Curator, John Elderfield: This shows Matisse's living room at Issy-le-Molineaux with the grillwork in front of the garden window and Matisse's son Pierre behind the piano. Behind him is not the piano teacher, but a painting which we've seen earlier in the exhibition, called Woman on a High Stool, which was hanging there. And diagonally opposite, an earlier sculpture from 1908. And on the piano, of course, a metronome and a candle. So we're clearly being given clues to the passing of time—a representation of an art being practiced through his son playing the piano. So that we maybe are allowed to think of this as a surrogate self-portrait of Matisse in the interior of his home. We're also allowed to think of it as a specific moment, where a light has come on and cast light out into the garden and the wedge of green appearing there.
Curator, Stephanie D’Alessandro: There's a really lovely quality that Matisse tries to get across in the way that he uses paint in this work, of something about intangibility. That moment in the grillwork where we have half of it illuminated and there's the brilliant green behind. And light almost is so intense that Matisse scratches away the grillwork as if that solid is just broken apart by the intensity of light.
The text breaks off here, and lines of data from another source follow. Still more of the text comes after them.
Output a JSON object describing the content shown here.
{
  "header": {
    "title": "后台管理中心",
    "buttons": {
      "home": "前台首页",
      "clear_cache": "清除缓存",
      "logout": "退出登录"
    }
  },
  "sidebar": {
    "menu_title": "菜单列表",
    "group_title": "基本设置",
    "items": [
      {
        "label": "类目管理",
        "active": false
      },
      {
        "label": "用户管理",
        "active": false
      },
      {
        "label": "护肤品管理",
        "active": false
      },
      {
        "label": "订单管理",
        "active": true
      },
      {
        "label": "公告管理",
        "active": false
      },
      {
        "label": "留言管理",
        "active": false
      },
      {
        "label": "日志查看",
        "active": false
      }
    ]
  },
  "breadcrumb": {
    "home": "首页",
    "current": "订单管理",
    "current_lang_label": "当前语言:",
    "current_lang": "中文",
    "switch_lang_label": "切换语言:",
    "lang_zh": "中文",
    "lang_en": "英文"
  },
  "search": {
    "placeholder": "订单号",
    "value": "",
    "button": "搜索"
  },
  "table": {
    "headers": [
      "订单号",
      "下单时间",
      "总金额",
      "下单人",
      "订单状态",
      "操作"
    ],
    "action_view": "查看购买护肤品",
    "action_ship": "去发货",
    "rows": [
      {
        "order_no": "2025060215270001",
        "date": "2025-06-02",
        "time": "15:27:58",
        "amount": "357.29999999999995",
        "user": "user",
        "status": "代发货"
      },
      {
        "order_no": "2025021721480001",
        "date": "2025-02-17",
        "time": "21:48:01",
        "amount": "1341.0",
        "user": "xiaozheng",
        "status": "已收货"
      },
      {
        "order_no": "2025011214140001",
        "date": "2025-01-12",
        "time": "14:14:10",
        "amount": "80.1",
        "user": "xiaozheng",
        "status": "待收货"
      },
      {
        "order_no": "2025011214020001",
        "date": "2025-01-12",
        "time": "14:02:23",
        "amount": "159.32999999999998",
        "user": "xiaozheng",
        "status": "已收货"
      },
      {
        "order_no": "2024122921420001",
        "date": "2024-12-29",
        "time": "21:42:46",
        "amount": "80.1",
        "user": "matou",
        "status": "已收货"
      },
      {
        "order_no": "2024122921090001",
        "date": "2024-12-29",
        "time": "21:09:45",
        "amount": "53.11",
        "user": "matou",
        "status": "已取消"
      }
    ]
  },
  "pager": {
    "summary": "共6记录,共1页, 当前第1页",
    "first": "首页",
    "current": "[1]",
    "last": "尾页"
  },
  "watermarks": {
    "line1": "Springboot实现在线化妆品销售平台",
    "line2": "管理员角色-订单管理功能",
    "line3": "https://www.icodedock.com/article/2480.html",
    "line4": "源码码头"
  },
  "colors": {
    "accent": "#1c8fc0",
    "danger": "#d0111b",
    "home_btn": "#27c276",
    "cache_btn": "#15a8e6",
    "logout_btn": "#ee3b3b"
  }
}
John Elderfield: Yes, and then there's this rather beautiful, rather melancholy, contemplative quality to the picture.
Stephanie D'Alessandro: I think it's interesting to look at Pierre's portrait, if we can call it that. The left quadrant of his face, which is basically there's no facial features there at all, but this grayish black wedge and the soft colors around on the other side. I think one way that Matisse is able to pull us around the picture, lead us around and also even maybe give a sense of pacing of time is by the triangles and the way that they move around the canvas. And the same thing with the banding and even some circular forms in the canvas.
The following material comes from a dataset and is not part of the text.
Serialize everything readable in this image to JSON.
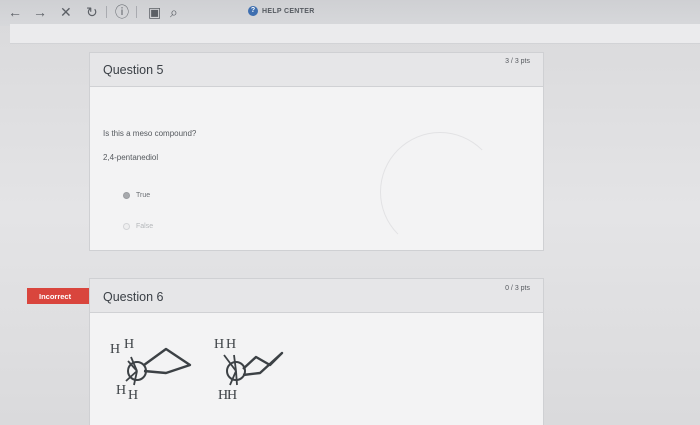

John Elderfield: It's a bit like rhymes in poetry, which are both similarities and dissimilarities brought together.
This composition shows the open living-room window of Matisse’s house at Issy-les-Moulineaux, outside Paris, with his son Pierre practicing the piano. A candle sits on the instrument, illuminating a triangle of lawn. In the bottom left corner is a representation of one of Matisse’s sculptures, Decorative Figure (1908), while the severe “teacher” in the opposite corner is actually a representation of the painting Woman on a High Stool (1914). Together they afford a contrast of sensuality and hard work and, reinforced by the metronome on the piano and the candle, suggest the passage of time.
The Piano Lesson depicts the living room of Matisse's home in Issy-les-Moulineaux, with his elder son, Pierre, at the piano, the artist's sculpture Decorative Figure (1908), at bottom left, and, at upper right, his painting Woman on a High Stool. Matisse began with a naturalistic drawing, but he eliminated detail as he worked, scraping down areas and rebuilding them in broad fields of color. The painting evokes a specific moment in time—light suddenly turned on in a darkening interior—by the triangle of shadow on the boy's face and the rhyming green triangle of light falling on the garden. The artist's incising on the window frame and stippling on the left side produce a pitted quality that suggests the eroding effects of light or time, a theme reiterated by the presence of the metronome and burning candle on the piano.
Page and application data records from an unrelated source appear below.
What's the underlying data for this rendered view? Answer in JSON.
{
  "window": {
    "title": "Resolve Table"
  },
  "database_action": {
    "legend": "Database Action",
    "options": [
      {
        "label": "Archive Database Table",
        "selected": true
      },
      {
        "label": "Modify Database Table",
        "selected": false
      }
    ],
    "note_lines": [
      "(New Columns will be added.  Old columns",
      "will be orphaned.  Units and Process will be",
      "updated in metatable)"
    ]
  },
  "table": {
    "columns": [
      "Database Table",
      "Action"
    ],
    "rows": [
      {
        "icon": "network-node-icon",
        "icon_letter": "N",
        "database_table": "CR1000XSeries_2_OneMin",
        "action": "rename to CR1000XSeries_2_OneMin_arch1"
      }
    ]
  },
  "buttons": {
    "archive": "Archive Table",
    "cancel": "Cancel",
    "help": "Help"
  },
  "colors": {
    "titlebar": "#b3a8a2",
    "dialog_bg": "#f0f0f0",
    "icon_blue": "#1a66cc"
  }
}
The little boy playing the piano is Matisse's son Pierre. The woman who might be his teacher, apparently watching him from behind, is actually a figure in a painting, Matisse's Woman on a High Stool (Germaine Raynal), which hangs on the wall by the window. Similarly the sensually posed nude at bottom left would be an unlikely class auditor were not this another artwork in Matisse's living room, his own bronze Decorative Figure.
Piano Lesson treats two unlike spaces—a view through a window into air and the flat and tangible canvas of Woman on a High Stool—as if they were quite equivalent. Matisse is addressing issues both formal and philosophical. In describing the playing of music he also takes art-making as his subject, and the filigree bar of curves supplied by the music stand and balcony ironwork—a lovely touch amid the painting's interlocking triangles and rectangles—might almost be a visual version of music's curling notes.
Those flat planes of muted color create a system of geometric compartments that link the painting to Cubism, whose radical inventions Matisse had observed over the preceding few years without ever committing himself to the style. Works like this one show him examining Cubist ideas about pictorial structure while also producing an image utterly personal to him.